WORK INSTRUCTIONS ▸
Find how many lines in the data below mention "this". Give the number only.

MATERIALS PROVIDED ▸
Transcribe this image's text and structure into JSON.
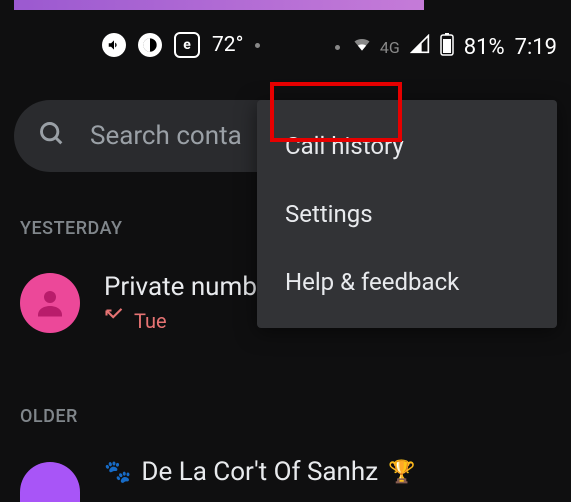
{
  "status": {
    "temp": "72°",
    "net_label": "4G",
    "battery": "81%",
    "time": "7:19"
  },
  "search": {
    "placeholder": "Search conta"
  },
  "sections": {
    "yesterday": "YESTERDAY",
    "older": "OLDER"
  },
  "contacts": [
    {
      "name": "Private numb",
      "day": "Tue"
    },
    {
      "name": "De La Cor't Of Sanhz"
    }
  ],
  "menu": {
    "items": [
      "Call history",
      "Settings",
      "Help & feedback"
    ]
  }
}
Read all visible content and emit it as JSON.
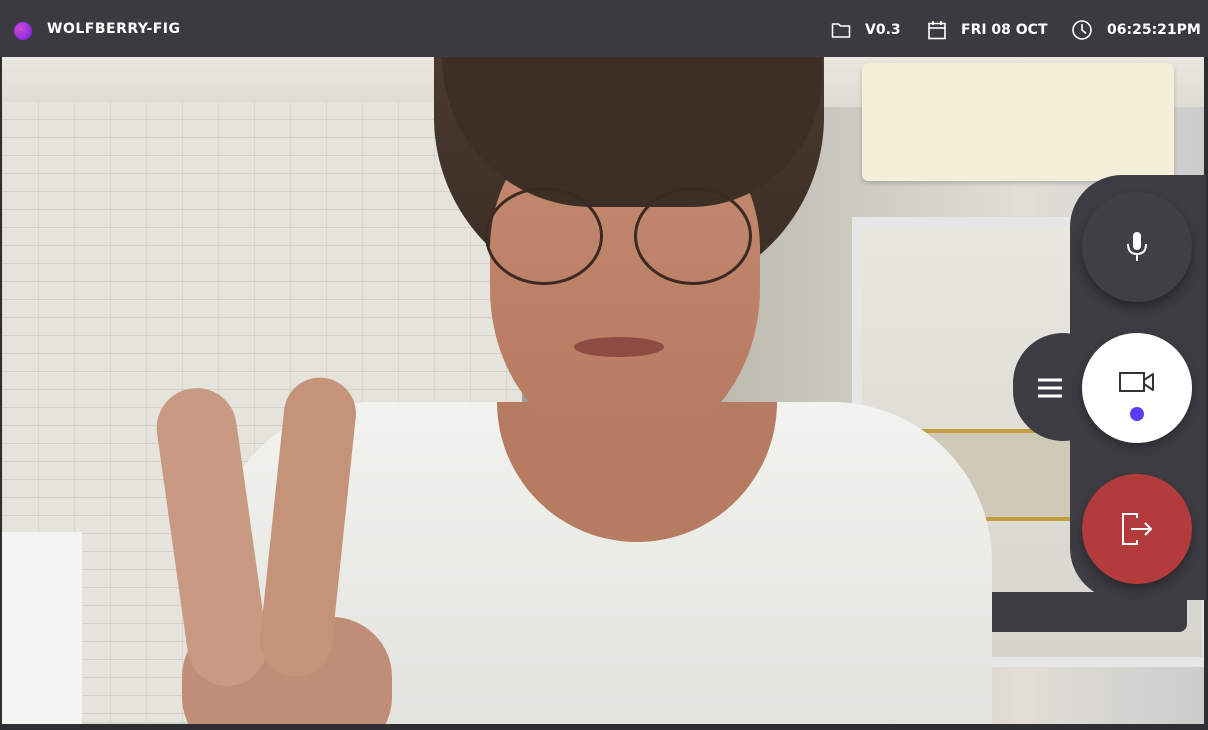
{
  "app": {
    "brand": "WOLFBERRY-FIG",
    "brand_dot_color": "#b33ad8"
  },
  "topbar": {
    "version": {
      "icon": "folder-icon",
      "text": "V0.3"
    },
    "date": {
      "icon": "calendar-icon",
      "text": "FRI 08 OCT"
    },
    "time": {
      "icon": "clock-icon",
      "text": "06:25:21PM"
    }
  },
  "video": {
    "feed": "camera-feed"
  },
  "controls": {
    "menu": {
      "icon": "menu-icon"
    },
    "mic": {
      "icon": "microphone-icon"
    },
    "camera": {
      "icon": "video-camera-icon",
      "active": true,
      "indicator_color": "#5b3cf5"
    },
    "leave": {
      "icon": "exit-icon",
      "color": "#b33b3b"
    }
  },
  "colors": {
    "topbar_bg": "#3a3a40",
    "dock_bg": "#3c3c42"
  }
}
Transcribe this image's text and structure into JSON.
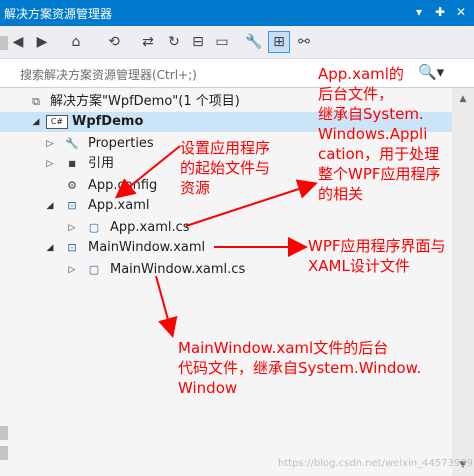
{
  "window": {
    "title": "解决方案资源管理器"
  },
  "titlebar_controls": [
    "▾",
    "✚",
    "✕"
  ],
  "search": {
    "placeholder": "搜索解决方案资源管理器(Ctrl+;)",
    "icon": "🔍▾"
  },
  "toolbar_icons": [
    {
      "name": "back-icon",
      "glyph": "◀"
    },
    {
      "name": "forward-icon",
      "glyph": "▶"
    },
    {
      "name": "home-icon",
      "glyph": "⌂"
    },
    {
      "name": "history-icon",
      "glyph": "⟲"
    },
    {
      "name": "sync-icon",
      "glyph": "⇄"
    },
    {
      "name": "refresh-icon",
      "glyph": "↻"
    },
    {
      "name": "collapse-all-icon",
      "glyph": "⊟"
    },
    {
      "name": "show-all-files-icon",
      "glyph": "▭"
    },
    {
      "name": "properties-icon",
      "glyph": "🔧"
    },
    {
      "name": "preview-icon",
      "glyph": "⊞"
    },
    {
      "name": "diagram-icon",
      "glyph": "⚯"
    }
  ],
  "tree": {
    "solution": "解决方案\"WpfDemo\"(1 个项目)",
    "project": "WpfDemo",
    "items": [
      {
        "label": "Properties",
        "icon": "wrench-icon",
        "glyph": "🔧"
      },
      {
        "label": "引用",
        "icon": "references-icon",
        "glyph": "■"
      },
      {
        "label": "App.config",
        "icon": "config-file-icon",
        "glyph": "⚙"
      },
      {
        "label": "App.xaml",
        "icon": "xaml-file-icon",
        "glyph": "⊡"
      },
      {
        "label": "App.xaml.cs",
        "icon": "cs-file-icon",
        "glyph": "▢"
      },
      {
        "label": "MainWindow.xaml",
        "icon": "xaml-file-icon",
        "glyph": "⊡"
      },
      {
        "label": "MainWindow.xaml.cs",
        "icon": "cs-file-icon",
        "glyph": "▢"
      }
    ]
  },
  "annotations": {
    "app_xaml": [
      "App.xaml的",
      "后台文件，",
      "继承自System.",
      "Windows.Appli",
      "cation，用于处理",
      "整个WPF应用程序",
      "的相关"
    ],
    "startup": [
      "设置应用程序",
      "的起始文件与",
      "资源"
    ],
    "mainwindow_xaml": [
      "WPF应用程序界面与",
      "XAML设计文件"
    ],
    "mainwindow_cs": [
      "MainWindow.xaml文件的后台",
      "代码文件，继承自System.Window.",
      "Window"
    ]
  },
  "watermark": "https://blog.csdn.net/weixin_44573939",
  "colors": {
    "title_bg": "#007acc",
    "annotation": "#ff0000",
    "selection": "#cce4f7"
  }
}
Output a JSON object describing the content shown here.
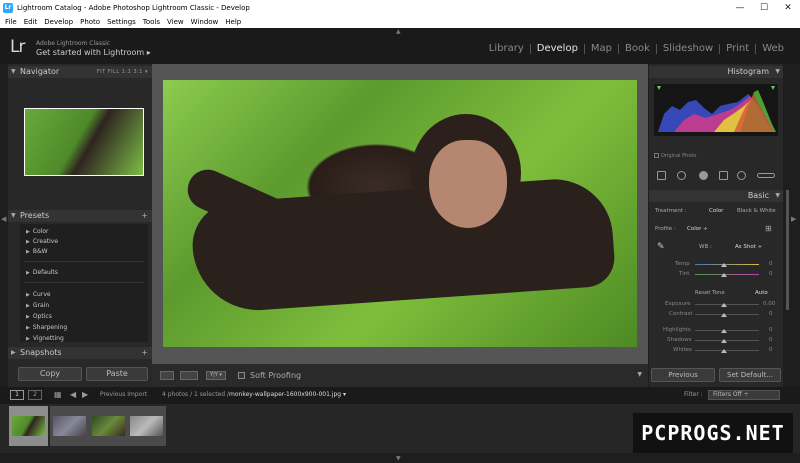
{
  "window": {
    "title": "Lightroom Catalog - Adobe Photoshop Lightroom Classic - Develop",
    "minimize": "—",
    "maximize": "☐",
    "close": "✕"
  },
  "menu": [
    "File",
    "Edit",
    "Develop",
    "Photo",
    "Settings",
    "Tools",
    "View",
    "Window",
    "Help"
  ],
  "identity": {
    "logo": "Lr",
    "brand": "Adobe Lightroom Classic",
    "subtitle": "Get started with Lightroom ▸"
  },
  "modules": [
    {
      "label": "Library",
      "active": false
    },
    {
      "label": "Develop",
      "active": true
    },
    {
      "label": "Map",
      "active": false
    },
    {
      "label": "Book",
      "active": false
    },
    {
      "label": "Slideshow",
      "active": false
    },
    {
      "label": "Print",
      "active": false
    },
    {
      "label": "Web",
      "active": false
    }
  ],
  "left": {
    "navigator": {
      "title": "Navigator",
      "options": "FIT  FILL  1:1  3:1 ▾"
    },
    "presets": {
      "title": "Presets",
      "groups_top": [
        "Color",
        "Creative",
        "B&W"
      ],
      "groups_mid": [
        "Defaults"
      ],
      "groups_bottom": [
        "Curve",
        "Grain",
        "Optics",
        "Sharpening",
        "Vignetting"
      ]
    },
    "snapshots": {
      "title": "Snapshots"
    },
    "copy_label": "Copy",
    "paste_label": "Paste"
  },
  "toolbar": {
    "soft_proofing": "Soft Proofing",
    "compare": "Y|Y ▾"
  },
  "right": {
    "histogram": {
      "title": "Histogram",
      "original_photo": "Original Photo"
    },
    "basic": {
      "title": "Basic",
      "treatment_label": "Treatment :",
      "treatment_color": "Color",
      "treatment_bw": "Black & White",
      "profile_label": "Profile :",
      "profile_value": "Color ÷",
      "wb_label": "WB :",
      "wb_value": "As Shot ÷",
      "temp_label": "Temp",
      "temp_value": "0",
      "tint_label": "Tint",
      "tint_value": "0",
      "tone_label": "Reset Tone",
      "auto_label": "Auto",
      "exposure_label": "Exposure",
      "exposure_value": "0.00",
      "contrast_label": "Contrast",
      "contrast_value": "0",
      "highlights_label": "Highlights",
      "highlights_value": "0",
      "shadows_label": "Shadows",
      "shadows_value": "0",
      "whites_label": "Whites",
      "whites_value": "0"
    },
    "previous_label": "Previous",
    "set_default_label": "Set Default..."
  },
  "filmstrip": {
    "monitor1": "1",
    "monitor2": "2",
    "source": "Previous Import",
    "count": "4 photos / 1 selected /",
    "filename": "monkey-wallpaper-1600x900-001.jpg ▾",
    "filter_label": "Filter :",
    "filter_value": "Filters Off ÷"
  },
  "watermark": "PCPROGS.NET",
  "colors": {
    "accent_active": "#e8e8e8",
    "module_inactive": "#8a8a8a",
    "panel_bg": "#282828"
  }
}
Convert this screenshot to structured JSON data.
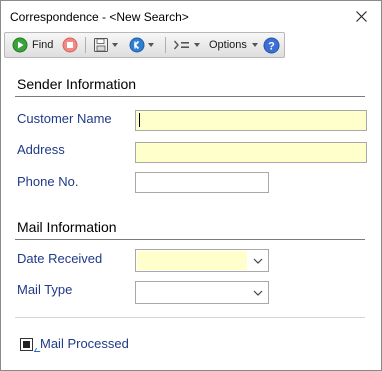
{
  "window": {
    "title": "Correspondence - <New Search>"
  },
  "toolbar": {
    "find_label": "Find",
    "options_label": "Options"
  },
  "sender": {
    "section_title": "Sender Information",
    "customer_name_label": "Customer Name",
    "customer_name_value": "",
    "address_label": "Address",
    "address_value": "",
    "phone_label": "Phone No.",
    "phone_value": ""
  },
  "mail": {
    "section_title": "Mail Information",
    "date_received_label": "Date Received",
    "date_received_value": "",
    "mail_type_label": "Mail Type",
    "mail_type_value": "",
    "processed_label": "Mail Processed",
    "processed_checked": true
  },
  "colors": {
    "label_blue": "#1f3a87",
    "required_field": "#ffffcc",
    "find_green": "#3aa23a",
    "stop_red": "#e0342b",
    "nav_blue": "#2d7fd3",
    "help_blue": "#3b6fd4"
  },
  "icons": {
    "find": "play-circle-icon",
    "stop": "stop-circle-icon",
    "save": "floppy-disk-icon",
    "back": "back-circle-icon",
    "insert": "insert-field-icon",
    "help": "help-circle-icon",
    "close": "close-icon",
    "dropdown": "chevron-down-icon"
  }
}
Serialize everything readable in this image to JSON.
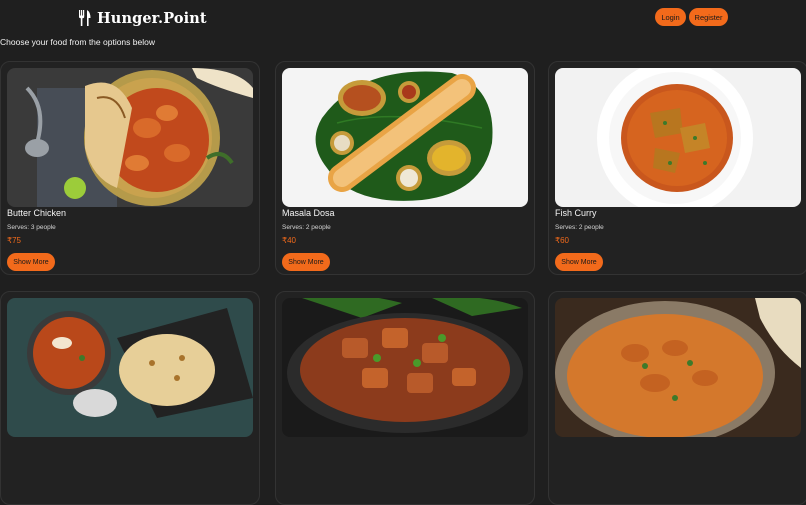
{
  "header": {
    "logo_text": "Hunger.Point",
    "logo_icon": "fork-knife-icon",
    "login_label": "Login",
    "register_label": "Register"
  },
  "subtitle": "Choose your food from the options below",
  "colors": {
    "background": "#1f1f1f",
    "card": "#222222",
    "accent": "#f26a1b",
    "text": "#ffffff"
  },
  "cards": [
    {
      "name": "Butter Chicken",
      "serves": "Serves: 3 people",
      "price": "₹75",
      "button": "Show More"
    },
    {
      "name": "Masala Dosa",
      "serves": "Serves: 2 people",
      "price": "₹40",
      "button": "Show More"
    },
    {
      "name": "Fish Curry",
      "serves": "Serves: 2 people",
      "price": "₹60",
      "button": "Show More"
    }
  ]
}
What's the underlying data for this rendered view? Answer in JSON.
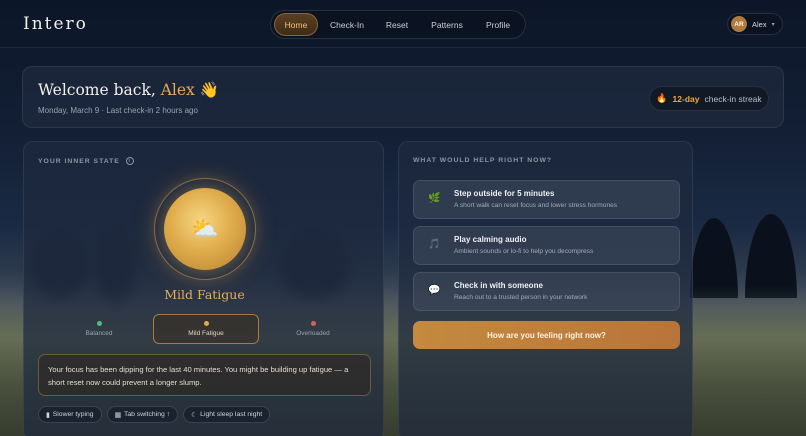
{
  "app": {
    "brand": "Intero"
  },
  "nav": {
    "items": [
      {
        "label": "Home",
        "active": true
      },
      {
        "label": "Check-In"
      },
      {
        "label": "Reset"
      },
      {
        "label": "Patterns"
      },
      {
        "label": "Profile"
      }
    ]
  },
  "user": {
    "initials": "AR",
    "name": "Alex"
  },
  "welcome": {
    "greeting": "Welcome back,",
    "name": "Alex",
    "wave": "👋",
    "subtitle": "Monday, March 9 · Last check-in 2 hours ago"
  },
  "streak": {
    "icon": "🔥",
    "days": "12-day",
    "label": "check-in streak"
  },
  "inner_state": {
    "section_label": "YOUR INNER STATE",
    "info_icon": "i",
    "orb_icon": "⛅",
    "state": "Mild Fatigue",
    "scale": [
      {
        "label": "Balanced",
        "color": "#4fbf77"
      },
      {
        "label": "Mild Fatigue",
        "color": "#e6a94c",
        "selected": true
      },
      {
        "label": "Overloaded",
        "color": "#d4634f"
      }
    ],
    "insight": "Your focus has been dipping for the last 40 minutes. You might be building up fatigue — a short reset now could prevent a longer slump.",
    "tags": [
      {
        "icon": "▮",
        "label": "Slower typing"
      },
      {
        "icon": "▦",
        "label": "Tab switching ↑"
      },
      {
        "icon": "☾",
        "label": "Light sleep last night"
      }
    ]
  },
  "help": {
    "section_label": "WHAT WOULD HELP RIGHT NOW?",
    "actions": [
      {
        "icon": "🌿",
        "title": "Step outside for 5 minutes",
        "desc": "A short walk can reset focus and lower stress hormones"
      },
      {
        "icon": "🎵",
        "title": "Play calming audio",
        "desc": "Ambient sounds or lo-fi to help you decompress"
      },
      {
        "icon": "💬",
        "title": "Check in with someone",
        "desc": "Reach out to a trusted person in your network"
      }
    ],
    "cta": "How are you feeling right now?"
  }
}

OUTPUT ▸
5